- SOURCE DATA -
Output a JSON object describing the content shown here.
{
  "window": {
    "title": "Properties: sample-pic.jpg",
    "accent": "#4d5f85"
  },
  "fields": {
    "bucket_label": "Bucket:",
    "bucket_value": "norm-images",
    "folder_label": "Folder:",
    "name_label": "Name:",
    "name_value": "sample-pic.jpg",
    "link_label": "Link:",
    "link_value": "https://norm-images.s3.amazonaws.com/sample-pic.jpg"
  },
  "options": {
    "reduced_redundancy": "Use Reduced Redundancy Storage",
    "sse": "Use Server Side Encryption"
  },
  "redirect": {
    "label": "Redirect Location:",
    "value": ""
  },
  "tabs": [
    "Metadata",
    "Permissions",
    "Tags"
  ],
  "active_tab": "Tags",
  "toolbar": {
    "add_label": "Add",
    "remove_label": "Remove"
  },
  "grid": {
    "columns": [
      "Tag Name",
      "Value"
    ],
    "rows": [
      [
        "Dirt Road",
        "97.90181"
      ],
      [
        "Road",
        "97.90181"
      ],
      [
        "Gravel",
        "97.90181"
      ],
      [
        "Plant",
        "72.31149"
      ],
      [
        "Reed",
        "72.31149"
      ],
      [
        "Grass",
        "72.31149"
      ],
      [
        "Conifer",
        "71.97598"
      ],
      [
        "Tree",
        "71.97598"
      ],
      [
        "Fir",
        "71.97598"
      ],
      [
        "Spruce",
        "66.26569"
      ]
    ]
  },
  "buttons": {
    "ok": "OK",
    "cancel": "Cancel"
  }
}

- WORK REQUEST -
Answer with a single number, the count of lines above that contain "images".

- RESULT BELOW -
2